--- START ---

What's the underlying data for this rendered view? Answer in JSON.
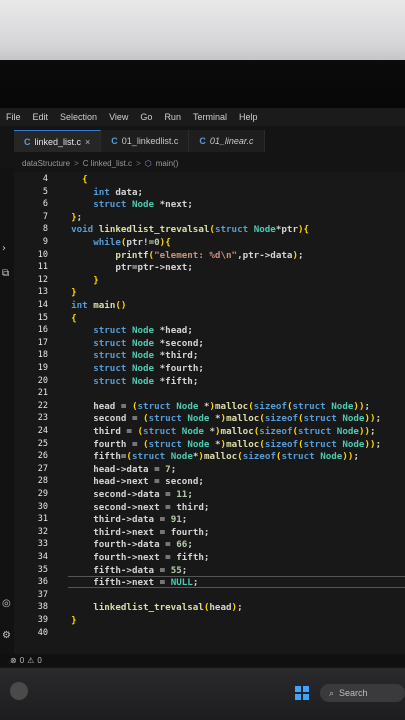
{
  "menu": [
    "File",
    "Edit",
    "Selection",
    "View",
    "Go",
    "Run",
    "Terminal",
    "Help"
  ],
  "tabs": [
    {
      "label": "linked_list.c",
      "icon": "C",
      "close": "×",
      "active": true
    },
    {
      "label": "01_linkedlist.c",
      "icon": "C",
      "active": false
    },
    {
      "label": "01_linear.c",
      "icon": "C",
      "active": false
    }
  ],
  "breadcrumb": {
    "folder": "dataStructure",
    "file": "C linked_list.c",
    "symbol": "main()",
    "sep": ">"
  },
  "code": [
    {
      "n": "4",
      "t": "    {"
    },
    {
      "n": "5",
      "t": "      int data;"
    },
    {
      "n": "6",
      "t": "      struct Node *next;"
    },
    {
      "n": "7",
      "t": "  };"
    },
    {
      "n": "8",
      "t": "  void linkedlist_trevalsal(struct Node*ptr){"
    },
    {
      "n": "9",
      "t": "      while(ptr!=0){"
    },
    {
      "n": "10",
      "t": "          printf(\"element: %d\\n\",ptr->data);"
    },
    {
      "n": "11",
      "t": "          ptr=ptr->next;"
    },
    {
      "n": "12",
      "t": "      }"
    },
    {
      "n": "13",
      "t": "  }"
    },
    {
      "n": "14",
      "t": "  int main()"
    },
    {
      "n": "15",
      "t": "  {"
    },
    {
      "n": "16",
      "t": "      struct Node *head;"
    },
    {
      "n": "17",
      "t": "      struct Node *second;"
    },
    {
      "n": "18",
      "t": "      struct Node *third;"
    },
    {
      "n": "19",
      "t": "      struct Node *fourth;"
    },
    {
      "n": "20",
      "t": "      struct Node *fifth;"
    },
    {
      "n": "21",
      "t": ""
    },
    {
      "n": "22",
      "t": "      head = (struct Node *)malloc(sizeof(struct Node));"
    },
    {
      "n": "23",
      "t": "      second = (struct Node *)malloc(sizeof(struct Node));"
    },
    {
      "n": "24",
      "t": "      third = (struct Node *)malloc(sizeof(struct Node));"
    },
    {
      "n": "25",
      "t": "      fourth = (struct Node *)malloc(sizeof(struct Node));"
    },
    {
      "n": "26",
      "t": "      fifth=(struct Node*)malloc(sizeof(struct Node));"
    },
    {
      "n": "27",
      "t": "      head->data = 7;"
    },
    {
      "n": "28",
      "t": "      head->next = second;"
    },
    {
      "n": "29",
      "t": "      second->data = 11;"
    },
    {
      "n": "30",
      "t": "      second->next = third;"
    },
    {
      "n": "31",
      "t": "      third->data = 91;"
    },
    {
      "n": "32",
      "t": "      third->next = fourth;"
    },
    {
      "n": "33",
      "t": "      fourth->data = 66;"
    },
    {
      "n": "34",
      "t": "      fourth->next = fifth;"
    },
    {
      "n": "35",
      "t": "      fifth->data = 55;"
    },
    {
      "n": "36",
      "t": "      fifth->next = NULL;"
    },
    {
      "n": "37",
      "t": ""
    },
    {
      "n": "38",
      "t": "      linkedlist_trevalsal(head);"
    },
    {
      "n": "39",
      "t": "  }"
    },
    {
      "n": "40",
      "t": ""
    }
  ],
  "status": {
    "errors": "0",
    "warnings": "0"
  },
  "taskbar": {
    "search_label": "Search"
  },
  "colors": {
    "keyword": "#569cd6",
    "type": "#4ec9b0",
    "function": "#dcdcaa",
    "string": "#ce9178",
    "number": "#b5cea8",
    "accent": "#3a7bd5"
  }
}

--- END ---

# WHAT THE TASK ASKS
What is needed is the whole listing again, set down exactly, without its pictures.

# TASK RESPONSE
What's the underlying data for this rendered view? Answer in JSON.
{
  "menu": [
    "File",
    "Edit",
    "Selection",
    "View",
    "Go",
    "Run",
    "Terminal",
    "Help"
  ],
  "tabs": [
    {
      "label": "linked_list.c",
      "icon": "C",
      "close": "×",
      "active": true
    },
    {
      "label": "01_linkedlist.c",
      "icon": "C",
      "active": false
    },
    {
      "label": "01_linear.c",
      "icon": "C",
      "active": false
    }
  ],
  "breadcrumb": {
    "folder": "dataStructure",
    "file": "C linked_list.c",
    "symbol": "main()",
    "sep": ">"
  },
  "code": [
    {
      "n": "4",
      "t": "    {"
    },
    {
      "n": "5",
      "t": "      int data;"
    },
    {
      "n": "6",
      "t": "      struct Node *next;"
    },
    {
      "n": "7",
      "t": "  };"
    },
    {
      "n": "8",
      "t": "  void linkedlist_trevalsal(struct Node*ptr){"
    },
    {
      "n": "9",
      "t": "      while(ptr!=0){"
    },
    {
      "n": "10",
      "t": "          printf(\"element: %d\\n\",ptr->data);"
    },
    {
      "n": "11",
      "t": "          ptr=ptr->next;"
    },
    {
      "n": "12",
      "t": "      }"
    },
    {
      "n": "13",
      "t": "  }"
    },
    {
      "n": "14",
      "t": "  int main()"
    },
    {
      "n": "15",
      "t": "  {"
    },
    {
      "n": "16",
      "t": "      struct Node *head;"
    },
    {
      "n": "17",
      "t": "      struct Node *second;"
    },
    {
      "n": "18",
      "t": "      struct Node *third;"
    },
    {
      "n": "19",
      "t": "      struct Node *fourth;"
    },
    {
      "n": "20",
      "t": "      struct Node *fifth;"
    },
    {
      "n": "21",
      "t": ""
    },
    {
      "n": "22",
      "t": "      head = (struct Node *)malloc(sizeof(struct Node));"
    },
    {
      "n": "23",
      "t": "      second = (struct Node *)malloc(sizeof(struct Node));"
    },
    {
      "n": "24",
      "t": "      third = (struct Node *)malloc(sizeof(struct Node));"
    },
    {
      "n": "25",
      "t": "      fourth = (struct Node *)malloc(sizeof(struct Node));"
    },
    {
      "n": "26",
      "t": "      fifth=(struct Node*)malloc(sizeof(struct Node));"
    },
    {
      "n": "27",
      "t": "      head->data = 7;"
    },
    {
      "n": "28",
      "t": "      head->next = second;"
    },
    {
      "n": "29",
      "t": "      second->data = 11;"
    },
    {
      "n": "30",
      "t": "      second->next = third;"
    },
    {
      "n": "31",
      "t": "      third->data = 91;"
    },
    {
      "n": "32",
      "t": "      third->next = fourth;"
    },
    {
      "n": "33",
      "t": "      fourth->data = 66;"
    },
    {
      "n": "34",
      "t": "      fourth->next = fifth;"
    },
    {
      "n": "35",
      "t": "      fifth->data = 55;"
    },
    {
      "n": "36",
      "t": "      fifth->next = NULL;"
    },
    {
      "n": "37",
      "t": ""
    },
    {
      "n": "38",
      "t": "      linkedlist_trevalsal(head);"
    },
    {
      "n": "39",
      "t": "  }"
    },
    {
      "n": "40",
      "t": ""
    }
  ],
  "status": {
    "errors": "0",
    "warnings": "0"
  },
  "taskbar": {
    "search_label": "Search"
  },
  "colors": {
    "keyword": "#569cd6",
    "type": "#4ec9b0",
    "function": "#dcdcaa",
    "string": "#ce9178",
    "number": "#b5cea8",
    "accent": "#3a7bd5"
  }
}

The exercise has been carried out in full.